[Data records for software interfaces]
↓

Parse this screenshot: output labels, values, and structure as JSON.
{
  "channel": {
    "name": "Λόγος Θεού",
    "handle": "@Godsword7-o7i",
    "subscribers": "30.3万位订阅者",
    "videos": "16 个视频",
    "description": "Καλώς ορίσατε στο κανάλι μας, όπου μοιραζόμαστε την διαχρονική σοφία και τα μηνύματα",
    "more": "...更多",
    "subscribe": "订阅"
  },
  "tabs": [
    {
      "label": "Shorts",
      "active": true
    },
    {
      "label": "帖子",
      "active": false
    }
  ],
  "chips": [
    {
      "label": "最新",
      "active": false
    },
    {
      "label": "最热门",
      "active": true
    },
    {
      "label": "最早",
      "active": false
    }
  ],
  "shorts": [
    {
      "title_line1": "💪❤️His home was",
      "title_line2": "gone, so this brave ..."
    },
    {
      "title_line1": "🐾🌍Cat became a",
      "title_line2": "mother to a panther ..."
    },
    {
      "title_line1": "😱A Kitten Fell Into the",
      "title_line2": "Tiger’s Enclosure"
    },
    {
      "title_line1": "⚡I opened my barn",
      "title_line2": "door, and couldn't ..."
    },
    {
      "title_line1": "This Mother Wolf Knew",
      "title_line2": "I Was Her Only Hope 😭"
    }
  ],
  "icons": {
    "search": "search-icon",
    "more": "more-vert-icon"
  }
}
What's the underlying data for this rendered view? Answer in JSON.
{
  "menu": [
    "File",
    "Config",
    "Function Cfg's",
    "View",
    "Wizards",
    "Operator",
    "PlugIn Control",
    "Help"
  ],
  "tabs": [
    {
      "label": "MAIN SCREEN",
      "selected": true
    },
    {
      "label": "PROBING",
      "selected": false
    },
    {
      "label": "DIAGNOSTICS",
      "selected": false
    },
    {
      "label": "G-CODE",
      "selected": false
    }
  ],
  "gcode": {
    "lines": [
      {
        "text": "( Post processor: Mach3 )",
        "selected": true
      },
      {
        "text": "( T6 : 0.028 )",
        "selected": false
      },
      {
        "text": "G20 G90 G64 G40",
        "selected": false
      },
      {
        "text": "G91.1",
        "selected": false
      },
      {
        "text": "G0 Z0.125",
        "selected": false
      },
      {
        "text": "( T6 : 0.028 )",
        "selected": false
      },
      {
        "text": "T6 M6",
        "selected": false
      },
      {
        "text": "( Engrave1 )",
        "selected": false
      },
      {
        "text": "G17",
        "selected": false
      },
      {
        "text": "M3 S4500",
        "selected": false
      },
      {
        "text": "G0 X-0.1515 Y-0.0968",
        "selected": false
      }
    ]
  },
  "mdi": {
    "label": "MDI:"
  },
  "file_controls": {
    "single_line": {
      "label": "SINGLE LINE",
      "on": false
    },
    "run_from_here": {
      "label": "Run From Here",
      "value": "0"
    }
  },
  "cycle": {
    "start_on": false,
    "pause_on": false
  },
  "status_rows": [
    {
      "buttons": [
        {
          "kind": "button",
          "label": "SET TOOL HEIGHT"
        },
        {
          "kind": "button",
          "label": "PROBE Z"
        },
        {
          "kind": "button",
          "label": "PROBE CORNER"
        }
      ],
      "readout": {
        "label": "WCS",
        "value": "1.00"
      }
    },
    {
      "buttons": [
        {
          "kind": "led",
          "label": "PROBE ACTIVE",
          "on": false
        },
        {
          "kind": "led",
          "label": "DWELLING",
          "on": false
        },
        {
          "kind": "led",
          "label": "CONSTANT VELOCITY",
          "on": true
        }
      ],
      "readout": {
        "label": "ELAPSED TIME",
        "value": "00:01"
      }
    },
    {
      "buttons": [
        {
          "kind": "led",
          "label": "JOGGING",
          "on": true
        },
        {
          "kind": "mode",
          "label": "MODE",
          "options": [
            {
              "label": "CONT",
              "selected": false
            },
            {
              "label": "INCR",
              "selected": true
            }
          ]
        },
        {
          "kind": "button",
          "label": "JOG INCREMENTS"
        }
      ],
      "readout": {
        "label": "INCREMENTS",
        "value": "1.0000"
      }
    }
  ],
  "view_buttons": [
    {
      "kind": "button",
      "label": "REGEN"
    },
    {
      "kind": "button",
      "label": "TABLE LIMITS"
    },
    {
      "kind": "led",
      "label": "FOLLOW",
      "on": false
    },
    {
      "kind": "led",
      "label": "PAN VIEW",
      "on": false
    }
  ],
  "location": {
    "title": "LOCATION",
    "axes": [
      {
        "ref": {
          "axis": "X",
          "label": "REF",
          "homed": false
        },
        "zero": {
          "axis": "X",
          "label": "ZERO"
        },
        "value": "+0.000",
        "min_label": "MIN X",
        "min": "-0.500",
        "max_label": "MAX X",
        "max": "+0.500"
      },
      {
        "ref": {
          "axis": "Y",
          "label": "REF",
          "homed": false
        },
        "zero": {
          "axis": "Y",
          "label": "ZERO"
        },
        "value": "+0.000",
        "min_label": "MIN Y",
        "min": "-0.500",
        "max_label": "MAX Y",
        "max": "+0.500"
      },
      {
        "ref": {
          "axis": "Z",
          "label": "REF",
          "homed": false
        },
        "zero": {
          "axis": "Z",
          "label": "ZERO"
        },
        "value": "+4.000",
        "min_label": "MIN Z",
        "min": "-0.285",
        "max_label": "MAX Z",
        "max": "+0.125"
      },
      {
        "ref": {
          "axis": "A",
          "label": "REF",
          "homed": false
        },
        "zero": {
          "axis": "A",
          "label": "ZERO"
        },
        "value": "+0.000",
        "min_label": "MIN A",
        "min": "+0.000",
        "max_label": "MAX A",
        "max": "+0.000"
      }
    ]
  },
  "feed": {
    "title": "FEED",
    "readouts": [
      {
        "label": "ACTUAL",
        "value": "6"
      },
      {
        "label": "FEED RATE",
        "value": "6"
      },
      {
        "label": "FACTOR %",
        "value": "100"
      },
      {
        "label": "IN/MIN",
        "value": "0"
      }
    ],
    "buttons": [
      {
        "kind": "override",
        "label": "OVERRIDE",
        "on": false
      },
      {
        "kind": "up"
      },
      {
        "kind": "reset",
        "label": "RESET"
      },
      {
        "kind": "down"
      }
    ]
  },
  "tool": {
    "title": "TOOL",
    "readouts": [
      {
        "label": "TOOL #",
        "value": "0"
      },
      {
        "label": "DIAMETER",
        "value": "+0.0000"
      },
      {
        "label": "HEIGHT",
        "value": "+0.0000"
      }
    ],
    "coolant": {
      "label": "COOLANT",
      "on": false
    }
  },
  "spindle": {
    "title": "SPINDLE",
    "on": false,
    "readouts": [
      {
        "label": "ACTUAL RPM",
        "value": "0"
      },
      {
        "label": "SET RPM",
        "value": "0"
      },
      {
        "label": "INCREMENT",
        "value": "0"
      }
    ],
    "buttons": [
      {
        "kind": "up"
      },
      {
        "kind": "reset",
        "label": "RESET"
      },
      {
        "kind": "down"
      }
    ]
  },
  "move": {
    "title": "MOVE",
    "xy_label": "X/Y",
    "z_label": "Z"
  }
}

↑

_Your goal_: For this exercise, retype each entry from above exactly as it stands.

_Answer box_:
Parse this screenshot: output labels, values, and structure as JSON.
{
  "channel": {
    "name": "Λόγος Θεού",
    "handle": "@Godsword7-o7i",
    "subscribers": "30.3万位订阅者",
    "videos": "16 个视频",
    "description": "Καλώς ορίσατε στο κανάλι μας, όπου μοιραζόμαστε την διαχρονική σοφία και τα μηνύματα",
    "more": "...更多",
    "subscribe": "订阅"
  },
  "tabs": [
    {
      "label": "Shorts",
      "active": true
    },
    {
      "label": "帖子",
      "active": false
    }
  ],
  "chips": [
    {
      "label": "最新",
      "active": false
    },
    {
      "label": "最热门",
      "active": true
    },
    {
      "label": "最早",
      "active": false
    }
  ],
  "shorts": [
    {
      "title_line1": "💪❤️His home was",
      "title_line2": "gone, so this brave ..."
    },
    {
      "title_line1": "🐾🌍Cat became a",
      "title_line2": "mother to a panther ..."
    },
    {
      "title_line1": "😱A Kitten Fell Into the",
      "title_line2": "Tiger’s Enclosure"
    },
    {
      "title_line1": "⚡I opened my barn",
      "title_line2": "door, and couldn't ..."
    },
    {
      "title_line1": "This Mother Wolf Knew",
      "title_line2": "I Was Her Only Hope 😭"
    }
  ],
  "icons": {
    "search": "search-icon",
    "more": "more-vert-icon"
  }
}
What's the underlying data for this rendered view? Answer in JSON.
{
  "menu": [
    "File",
    "Config",
    "Function Cfg's",
    "View",
    "Wizards",
    "Operator",
    "PlugIn Control",
    "Help"
  ],
  "tabs": [
    {
      "label": "MAIN SCREEN",
      "selected": true
    },
    {
      "label": "PROBING",
      "selected": false
    },
    {
      "label": "DIAGNOSTICS",
      "selected": false
    },
    {
      "label": "G-CODE",
      "selected": false
    }
  ],
  "gcode": {
    "lines": [
      {
        "text": "( Post processor: Mach3 )",
        "selected": true
      },
      {
        "text": "( T6 : 0.028 )",
        "selected": false
      },
      {
        "text": "G20 G90 G64 G40",
        "selected": false
      },
      {
        "text": "G91.1",
        "selected": false
      },
      {
        "text": "G0 Z0.125",
        "selected": false
      },
      {
        "text": "( T6 : 0.028 )",
        "selected": false
      },
      {
        "text": "T6 M6",
        "selected": false
      },
      {
        "text": "( Engrave1 )",
        "selected": false
      },
      {
        "text": "G17",
        "selected": false
      },
      {
        "text": "M3 S4500",
        "selected": false
      },
      {
        "text": "G0 X-0.1515 Y-0.0968",
        "selected": false
      }
    ]
  },
  "mdi": {
    "label": "MDI:"
  },
  "file_controls": {
    "single_line": {
      "label": "SINGLE LINE",
      "on": false
    },
    "run_from_here": {
      "label": "Run From Here",
      "value": "0"
    }
  },
  "cycle": {
    "start_on": false,
    "pause_on": false
  },
  "status_rows": [
    {
      "buttons": [
        {
          "kind": "button",
          "label": "SET TOOL HEIGHT"
        },
        {
          "kind": "button",
          "label": "PROBE Z"
        },
        {
          "kind": "button",
          "label": "PROBE CORNER"
        }
      ],
      "readout": {
        "label": "WCS",
        "value": "1.00"
      }
    },
    {
      "buttons": [
        {
          "kind": "led",
          "label": "PROBE ACTIVE",
          "on": false
        },
        {
          "kind": "led",
          "label": "DWELLING",
          "on": false
        },
        {
          "kind": "led",
          "label": "CONSTANT VELOCITY",
          "on": true
        }
      ],
      "readout": {
        "label": "ELAPSED TIME",
        "value": "00:01"
      }
    },
    {
      "buttons": [
        {
          "kind": "led",
          "label": "JOGGING",
          "on": true
        },
        {
          "kind": "mode",
          "label": "MODE",
          "options": [
            {
              "label": "CONT",
              "selected": false
            },
            {
              "label": "INCR",
              "selected": true
            }
          ]
        },
        {
          "kind": "button",
          "label": "JOG INCREMENTS"
        }
      ],
      "readout": {
        "label": "INCREMENTS",
        "value": "1.0000"
      }
    }
  ],
  "view_buttons": [
    {
      "kind": "button",
      "label": "REGEN"
    },
    {
      "kind": "button",
      "label": "TABLE LIMITS"
    },
    {
      "kind": "led",
      "label": "FOLLOW",
      "on": false
    },
    {
      "kind": "led",
      "label": "PAN VIEW",
      "on": false
    }
  ],
  "location": {
    "title": "LOCATION",
    "axes": [
      {
        "ref": {
          "axis": "X",
          "label": "REF",
          "homed": false
        },
        "zero": {
          "axis": "X",
          "label": "ZERO"
        },
        "value": "+0.000",
        "min_label": "MIN X",
        "min": "-0.500",
        "max_label": "MAX X",
        "max": "+0.500"
      },
      {
        "ref": {
          "axis": "Y",
          "label": "REF",
          "homed": false
        },
        "zero": {
          "axis": "Y",
          "label": "ZERO"
        },
        "value": "+0.000",
        "min_label": "MIN Y",
        "min": "-0.500",
        "max_label": "MAX Y",
        "max": "+0.500"
      },
      {
        "ref": {
          "axis": "Z",
          "label": "REF",
          "homed": false
        },
        "zero": {
          "axis": "Z",
          "label": "ZERO"
        },
        "value": "+4.000",
        "min_label": "MIN Z",
        "min": "-0.285",
        "max_label": "MAX Z",
        "max": "+0.125"
      },
      {
        "ref": {
          "axis": "A",
          "label": "REF",
          "homed": false
        },
        "zero": {
          "axis": "A",
          "label": "ZERO"
        },
        "value": "+0.000",
        "min_label": "MIN A",
        "min": "+0.000",
        "max_label": "MAX A",
        "max": "+0.000"
      }
    ]
  },
  "feed": {
    "title": "FEED",
    "readouts": [
      {
        "label": "ACTUAL",
        "value": "6"
      },
      {
        "label": "FEED RATE",
        "value": "6"
      },
      {
        "label": "FACTOR %",
        "value": "100"
      },
      {
        "label": "IN/MIN",
        "value": "0"
      }
    ],
    "buttons": [
      {
        "kind": "override",
        "label": "OVERRIDE",
        "on": false
      },
      {
        "kind": "up"
      },
      {
        "kind": "reset",
        "label": "RESET"
      },
      {
        "kind": "down"
      }
    ]
  },
  "tool": {
    "title": "TOOL",
    "readouts": [
      {
        "label": "TOOL #",
        "value": "0"
      },
      {
        "label": "DIAMETER",
        "value": "+0.0000"
      },
      {
        "label": "HEIGHT",
        "value": "+0.0000"
      }
    ],
    "coolant": {
      "label": "COOLANT",
      "on": false
    }
  },
  "spindle": {
    "title": "SPINDLE",
    "on": false,
    "readouts": [
      {
        "label": "ACTUAL RPM",
        "value": "0"
      },
      {
        "label": "SET RPM",
        "value": "0"
      },
      {
        "label": "INCREMENT",
        "value": "0"
      }
    ],
    "buttons": [
      {
        "kind": "up"
      },
      {
        "kind": "reset",
        "label": "RESET"
      },
      {
        "kind": "down"
      }
    ]
  },
  "move": {
    "title": "MOVE",
    "xy_label": "X/Y",
    "z_label": "Z"
  }
}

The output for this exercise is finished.